**TASK DIRECTIONS:**
Among the entries below, count the lines where the string "from" occurs, and give only the number.

[SUPPLIED MATERIAL]

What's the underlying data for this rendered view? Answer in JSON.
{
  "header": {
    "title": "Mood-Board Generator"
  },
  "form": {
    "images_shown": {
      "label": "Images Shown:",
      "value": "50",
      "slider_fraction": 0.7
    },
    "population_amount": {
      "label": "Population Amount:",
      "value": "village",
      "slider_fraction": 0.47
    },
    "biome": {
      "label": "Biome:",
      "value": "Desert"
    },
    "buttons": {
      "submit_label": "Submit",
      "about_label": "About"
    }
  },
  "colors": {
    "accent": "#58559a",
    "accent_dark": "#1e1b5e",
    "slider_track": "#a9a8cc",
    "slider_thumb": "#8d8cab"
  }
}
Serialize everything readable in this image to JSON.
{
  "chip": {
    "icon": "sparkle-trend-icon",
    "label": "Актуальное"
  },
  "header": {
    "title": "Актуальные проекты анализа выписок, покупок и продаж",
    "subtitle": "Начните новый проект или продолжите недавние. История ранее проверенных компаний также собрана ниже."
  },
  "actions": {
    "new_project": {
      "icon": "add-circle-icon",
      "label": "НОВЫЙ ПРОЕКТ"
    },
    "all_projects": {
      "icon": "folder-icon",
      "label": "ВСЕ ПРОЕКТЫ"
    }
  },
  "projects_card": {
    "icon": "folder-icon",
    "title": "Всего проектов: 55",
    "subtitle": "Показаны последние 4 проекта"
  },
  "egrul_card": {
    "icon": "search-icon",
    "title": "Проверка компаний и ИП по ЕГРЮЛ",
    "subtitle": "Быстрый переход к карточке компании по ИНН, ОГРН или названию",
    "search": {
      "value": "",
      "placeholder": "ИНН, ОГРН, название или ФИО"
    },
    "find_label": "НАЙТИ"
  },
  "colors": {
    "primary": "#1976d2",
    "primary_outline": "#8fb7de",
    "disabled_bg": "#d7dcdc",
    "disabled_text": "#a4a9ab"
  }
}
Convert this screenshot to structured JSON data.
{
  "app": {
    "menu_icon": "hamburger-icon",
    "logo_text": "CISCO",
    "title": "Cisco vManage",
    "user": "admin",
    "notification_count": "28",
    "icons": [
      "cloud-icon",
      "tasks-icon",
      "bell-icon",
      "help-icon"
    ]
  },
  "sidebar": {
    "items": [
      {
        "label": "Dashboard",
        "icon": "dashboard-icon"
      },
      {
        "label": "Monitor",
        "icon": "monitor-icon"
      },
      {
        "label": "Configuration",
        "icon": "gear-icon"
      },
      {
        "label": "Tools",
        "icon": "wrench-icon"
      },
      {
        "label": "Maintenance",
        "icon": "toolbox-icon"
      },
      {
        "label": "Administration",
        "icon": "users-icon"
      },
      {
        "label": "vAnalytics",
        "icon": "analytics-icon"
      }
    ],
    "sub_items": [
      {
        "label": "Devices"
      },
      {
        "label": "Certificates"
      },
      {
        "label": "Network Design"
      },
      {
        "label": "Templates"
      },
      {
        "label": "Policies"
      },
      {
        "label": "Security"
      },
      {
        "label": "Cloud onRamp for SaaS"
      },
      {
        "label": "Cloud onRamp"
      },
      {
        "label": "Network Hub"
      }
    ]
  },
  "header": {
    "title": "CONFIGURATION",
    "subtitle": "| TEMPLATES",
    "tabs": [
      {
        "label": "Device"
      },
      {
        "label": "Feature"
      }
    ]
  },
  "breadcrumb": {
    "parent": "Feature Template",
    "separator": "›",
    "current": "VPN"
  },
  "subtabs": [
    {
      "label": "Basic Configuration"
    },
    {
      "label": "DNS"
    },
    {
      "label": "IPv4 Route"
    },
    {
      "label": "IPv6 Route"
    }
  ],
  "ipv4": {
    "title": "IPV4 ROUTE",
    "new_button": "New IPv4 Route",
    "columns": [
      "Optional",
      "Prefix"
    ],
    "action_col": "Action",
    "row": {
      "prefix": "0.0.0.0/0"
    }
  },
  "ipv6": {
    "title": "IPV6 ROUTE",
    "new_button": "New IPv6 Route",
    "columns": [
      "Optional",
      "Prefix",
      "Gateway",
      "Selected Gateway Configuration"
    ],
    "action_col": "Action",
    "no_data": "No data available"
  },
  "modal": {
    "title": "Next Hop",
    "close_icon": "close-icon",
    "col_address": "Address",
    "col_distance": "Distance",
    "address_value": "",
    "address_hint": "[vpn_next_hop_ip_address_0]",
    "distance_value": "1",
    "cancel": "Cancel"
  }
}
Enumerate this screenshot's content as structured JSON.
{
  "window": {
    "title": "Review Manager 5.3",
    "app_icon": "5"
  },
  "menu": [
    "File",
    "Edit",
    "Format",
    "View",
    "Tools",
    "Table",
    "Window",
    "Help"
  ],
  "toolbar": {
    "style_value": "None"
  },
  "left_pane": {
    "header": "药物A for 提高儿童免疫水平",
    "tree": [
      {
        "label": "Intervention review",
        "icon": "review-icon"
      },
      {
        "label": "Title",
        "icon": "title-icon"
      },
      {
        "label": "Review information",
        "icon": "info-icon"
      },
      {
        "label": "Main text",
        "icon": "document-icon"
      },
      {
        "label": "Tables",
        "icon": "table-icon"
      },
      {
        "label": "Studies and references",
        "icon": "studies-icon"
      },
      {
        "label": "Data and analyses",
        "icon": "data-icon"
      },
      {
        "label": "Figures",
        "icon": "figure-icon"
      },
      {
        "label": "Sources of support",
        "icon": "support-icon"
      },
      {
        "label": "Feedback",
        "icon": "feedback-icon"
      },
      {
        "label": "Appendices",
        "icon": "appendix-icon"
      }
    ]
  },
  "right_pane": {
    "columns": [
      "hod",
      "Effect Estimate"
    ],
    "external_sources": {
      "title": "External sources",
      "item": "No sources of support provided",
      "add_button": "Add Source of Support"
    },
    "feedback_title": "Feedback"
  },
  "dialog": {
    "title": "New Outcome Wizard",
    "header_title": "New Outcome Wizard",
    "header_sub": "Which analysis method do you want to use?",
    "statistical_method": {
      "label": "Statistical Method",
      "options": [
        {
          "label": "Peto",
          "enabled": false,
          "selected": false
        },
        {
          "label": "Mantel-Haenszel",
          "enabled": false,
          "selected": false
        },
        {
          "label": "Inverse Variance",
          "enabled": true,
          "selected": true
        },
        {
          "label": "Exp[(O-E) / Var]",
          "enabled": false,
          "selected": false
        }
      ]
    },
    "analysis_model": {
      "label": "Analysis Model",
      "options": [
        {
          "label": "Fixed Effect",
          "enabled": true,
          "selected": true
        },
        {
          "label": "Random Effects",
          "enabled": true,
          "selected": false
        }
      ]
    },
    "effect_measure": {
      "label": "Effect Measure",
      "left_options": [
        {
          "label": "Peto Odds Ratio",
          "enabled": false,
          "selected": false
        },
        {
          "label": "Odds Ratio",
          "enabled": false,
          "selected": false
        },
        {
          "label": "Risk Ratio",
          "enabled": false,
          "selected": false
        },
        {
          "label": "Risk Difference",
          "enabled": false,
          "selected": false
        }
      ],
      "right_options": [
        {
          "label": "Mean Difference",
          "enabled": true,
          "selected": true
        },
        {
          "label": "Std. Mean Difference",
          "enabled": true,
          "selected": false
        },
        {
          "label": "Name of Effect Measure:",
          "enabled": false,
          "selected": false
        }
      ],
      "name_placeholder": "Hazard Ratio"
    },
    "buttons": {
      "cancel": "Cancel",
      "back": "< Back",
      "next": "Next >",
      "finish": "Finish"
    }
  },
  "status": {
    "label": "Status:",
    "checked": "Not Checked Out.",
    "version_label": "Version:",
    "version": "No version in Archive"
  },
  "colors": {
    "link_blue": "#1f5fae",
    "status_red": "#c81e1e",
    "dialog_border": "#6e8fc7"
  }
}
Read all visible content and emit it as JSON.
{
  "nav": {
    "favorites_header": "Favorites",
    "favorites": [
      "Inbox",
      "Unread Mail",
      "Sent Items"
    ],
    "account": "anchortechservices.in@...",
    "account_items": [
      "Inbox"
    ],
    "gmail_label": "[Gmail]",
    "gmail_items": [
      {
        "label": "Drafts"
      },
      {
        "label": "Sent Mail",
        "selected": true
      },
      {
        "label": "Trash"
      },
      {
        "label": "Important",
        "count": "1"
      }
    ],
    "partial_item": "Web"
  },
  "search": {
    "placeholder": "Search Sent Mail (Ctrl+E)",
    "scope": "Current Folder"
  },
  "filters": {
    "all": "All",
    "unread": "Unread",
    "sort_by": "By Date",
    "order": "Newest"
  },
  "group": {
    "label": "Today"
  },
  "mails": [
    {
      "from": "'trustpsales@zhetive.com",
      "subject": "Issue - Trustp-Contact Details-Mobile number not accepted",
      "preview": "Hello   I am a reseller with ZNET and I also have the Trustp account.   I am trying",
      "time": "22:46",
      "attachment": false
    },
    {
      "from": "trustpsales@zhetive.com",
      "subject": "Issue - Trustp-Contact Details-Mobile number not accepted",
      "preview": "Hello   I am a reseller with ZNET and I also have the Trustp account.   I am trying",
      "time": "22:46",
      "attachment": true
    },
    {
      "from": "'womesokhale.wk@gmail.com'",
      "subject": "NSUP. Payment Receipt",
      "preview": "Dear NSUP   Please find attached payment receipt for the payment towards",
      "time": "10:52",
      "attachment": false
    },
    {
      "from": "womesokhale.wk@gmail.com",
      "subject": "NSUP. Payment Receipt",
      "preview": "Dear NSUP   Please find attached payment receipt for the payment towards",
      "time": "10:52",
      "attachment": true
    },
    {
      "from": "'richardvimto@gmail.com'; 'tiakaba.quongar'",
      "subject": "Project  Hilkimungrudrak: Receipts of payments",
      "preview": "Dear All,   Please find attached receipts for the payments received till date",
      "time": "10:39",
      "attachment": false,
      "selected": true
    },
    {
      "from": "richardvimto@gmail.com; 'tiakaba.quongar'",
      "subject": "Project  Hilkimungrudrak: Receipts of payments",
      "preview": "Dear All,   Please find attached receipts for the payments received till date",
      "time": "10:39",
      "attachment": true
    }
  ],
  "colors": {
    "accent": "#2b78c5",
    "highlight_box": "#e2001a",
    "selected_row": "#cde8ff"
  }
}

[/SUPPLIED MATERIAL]

**REPLY TO THE TASK:**
6